MATERIAL PROVIDED:
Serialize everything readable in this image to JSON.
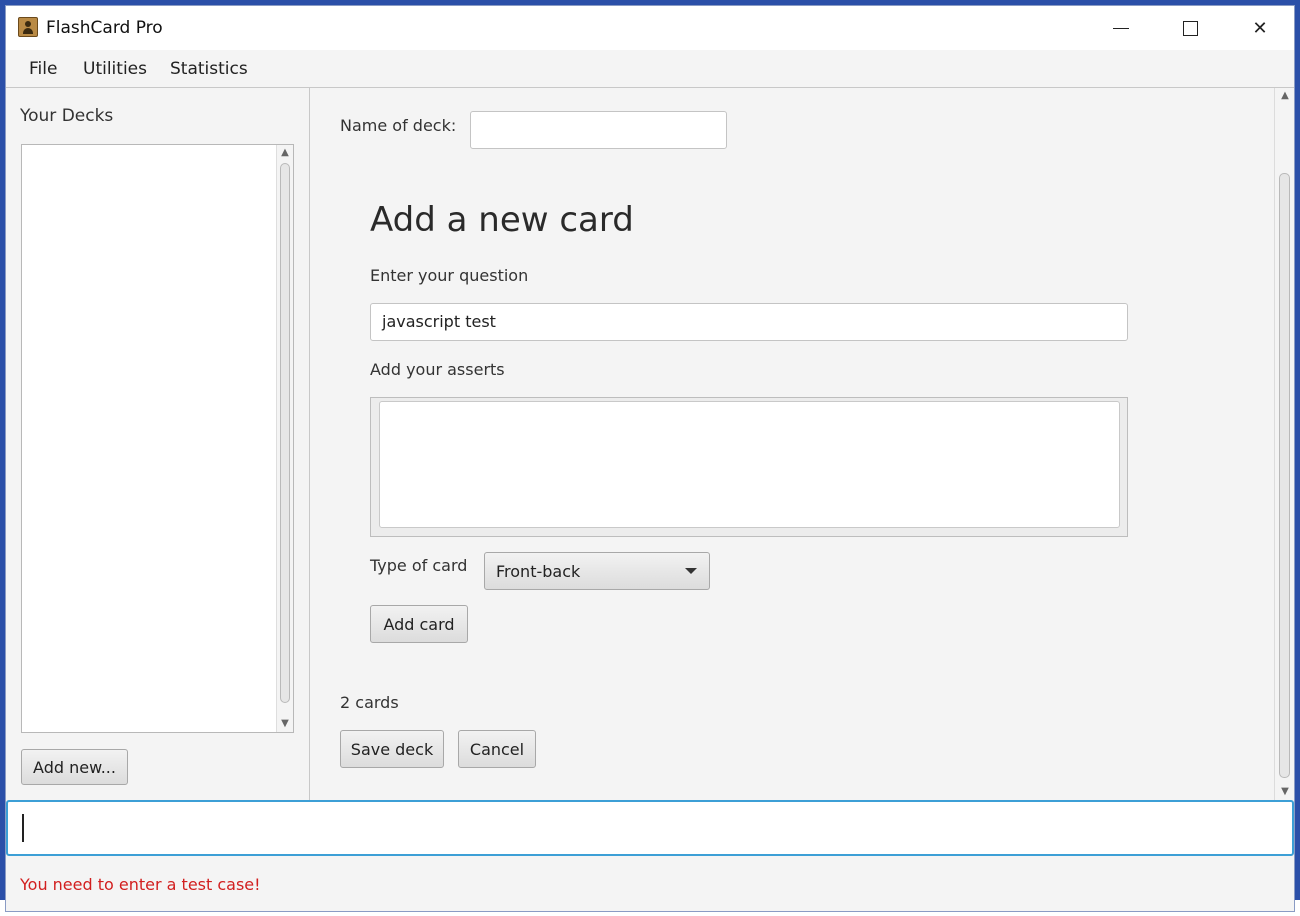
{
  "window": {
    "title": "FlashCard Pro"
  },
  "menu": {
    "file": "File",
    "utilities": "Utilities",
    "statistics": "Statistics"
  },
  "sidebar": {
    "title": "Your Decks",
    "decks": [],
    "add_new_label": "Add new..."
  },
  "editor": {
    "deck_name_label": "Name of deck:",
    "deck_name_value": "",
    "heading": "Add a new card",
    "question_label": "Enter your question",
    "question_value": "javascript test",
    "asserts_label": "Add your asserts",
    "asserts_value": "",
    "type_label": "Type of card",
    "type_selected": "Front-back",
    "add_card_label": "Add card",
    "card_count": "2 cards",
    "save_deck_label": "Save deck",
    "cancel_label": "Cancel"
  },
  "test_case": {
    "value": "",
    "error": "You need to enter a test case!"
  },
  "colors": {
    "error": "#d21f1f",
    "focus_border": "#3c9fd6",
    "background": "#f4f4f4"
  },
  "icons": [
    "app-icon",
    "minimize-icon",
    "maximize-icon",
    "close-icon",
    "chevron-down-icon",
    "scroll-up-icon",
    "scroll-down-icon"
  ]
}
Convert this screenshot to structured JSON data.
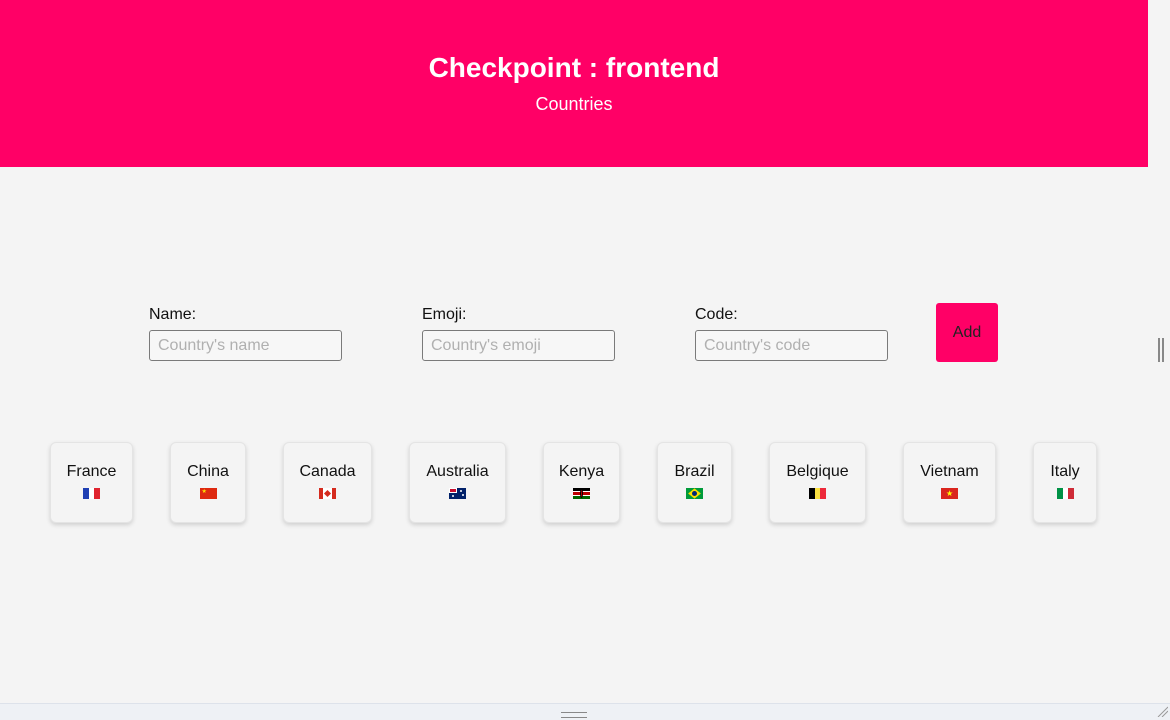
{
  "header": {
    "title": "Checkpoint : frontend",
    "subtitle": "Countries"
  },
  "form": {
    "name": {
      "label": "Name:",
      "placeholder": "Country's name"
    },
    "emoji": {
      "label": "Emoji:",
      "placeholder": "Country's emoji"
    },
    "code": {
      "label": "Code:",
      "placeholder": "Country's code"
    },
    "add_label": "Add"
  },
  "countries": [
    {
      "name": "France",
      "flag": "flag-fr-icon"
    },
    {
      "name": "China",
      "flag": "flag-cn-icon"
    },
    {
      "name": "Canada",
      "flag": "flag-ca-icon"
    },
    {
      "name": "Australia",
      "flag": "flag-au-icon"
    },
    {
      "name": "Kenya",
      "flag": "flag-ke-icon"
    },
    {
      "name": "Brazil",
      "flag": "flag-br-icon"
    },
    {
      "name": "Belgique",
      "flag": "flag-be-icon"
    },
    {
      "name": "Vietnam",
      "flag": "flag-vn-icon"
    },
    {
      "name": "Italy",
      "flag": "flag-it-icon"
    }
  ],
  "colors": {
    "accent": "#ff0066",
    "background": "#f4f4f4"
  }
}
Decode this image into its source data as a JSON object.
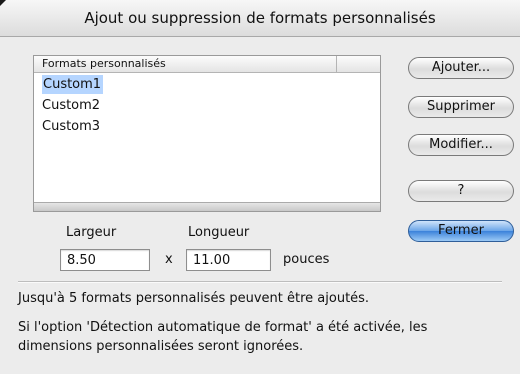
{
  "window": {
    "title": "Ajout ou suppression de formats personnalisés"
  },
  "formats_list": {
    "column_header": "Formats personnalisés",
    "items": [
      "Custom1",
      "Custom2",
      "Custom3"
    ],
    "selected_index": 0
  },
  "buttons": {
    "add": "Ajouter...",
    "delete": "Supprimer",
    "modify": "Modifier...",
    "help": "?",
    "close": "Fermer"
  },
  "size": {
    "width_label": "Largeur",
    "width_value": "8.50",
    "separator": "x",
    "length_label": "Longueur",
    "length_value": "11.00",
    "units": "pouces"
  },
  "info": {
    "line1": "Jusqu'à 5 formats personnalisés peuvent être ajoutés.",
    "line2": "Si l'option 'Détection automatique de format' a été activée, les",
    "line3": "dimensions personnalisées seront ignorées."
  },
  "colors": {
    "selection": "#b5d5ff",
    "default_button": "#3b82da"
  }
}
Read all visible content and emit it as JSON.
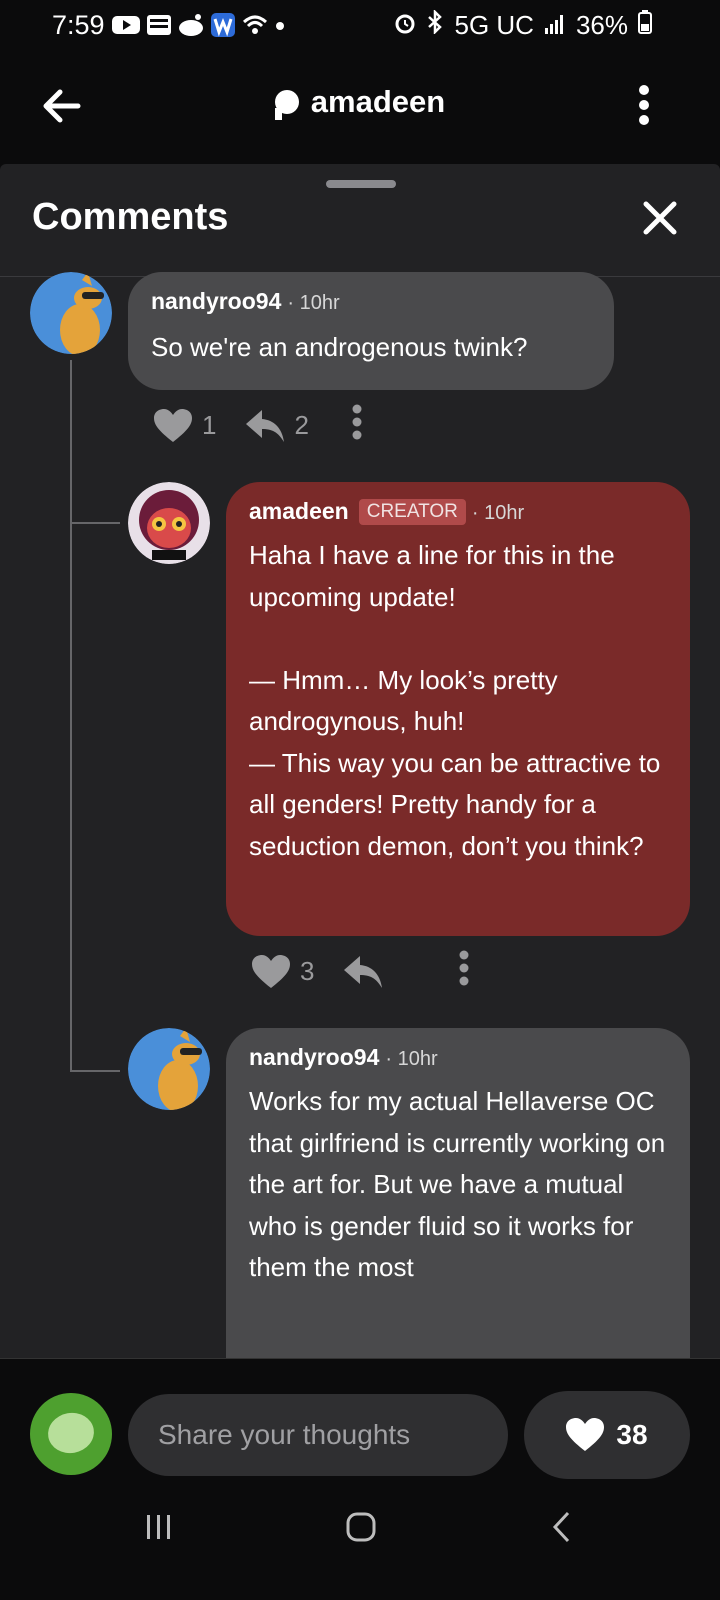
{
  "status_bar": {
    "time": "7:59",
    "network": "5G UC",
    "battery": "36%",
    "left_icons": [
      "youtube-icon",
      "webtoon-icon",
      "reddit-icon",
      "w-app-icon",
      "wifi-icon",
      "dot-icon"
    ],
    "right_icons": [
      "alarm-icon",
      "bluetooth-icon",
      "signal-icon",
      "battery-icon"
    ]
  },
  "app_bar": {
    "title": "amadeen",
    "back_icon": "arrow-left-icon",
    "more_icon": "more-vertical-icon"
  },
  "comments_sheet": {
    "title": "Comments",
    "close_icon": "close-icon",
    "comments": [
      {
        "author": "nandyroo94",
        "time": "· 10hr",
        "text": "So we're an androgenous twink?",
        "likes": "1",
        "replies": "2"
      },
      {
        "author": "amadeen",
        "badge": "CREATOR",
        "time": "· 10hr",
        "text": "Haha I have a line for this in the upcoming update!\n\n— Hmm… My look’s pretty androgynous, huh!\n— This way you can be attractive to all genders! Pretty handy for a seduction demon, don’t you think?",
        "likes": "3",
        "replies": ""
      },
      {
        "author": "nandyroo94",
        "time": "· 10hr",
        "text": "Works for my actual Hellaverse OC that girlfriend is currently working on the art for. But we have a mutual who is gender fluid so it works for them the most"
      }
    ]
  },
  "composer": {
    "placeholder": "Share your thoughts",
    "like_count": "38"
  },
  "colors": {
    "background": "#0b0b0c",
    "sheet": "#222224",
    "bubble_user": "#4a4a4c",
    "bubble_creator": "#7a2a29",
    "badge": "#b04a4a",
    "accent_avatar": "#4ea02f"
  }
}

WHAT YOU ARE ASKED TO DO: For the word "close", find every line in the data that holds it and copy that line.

WRITTEN SOLUTION:
    "close-icon",
    "close": "Fermer"
    "close_icon": "close-icon",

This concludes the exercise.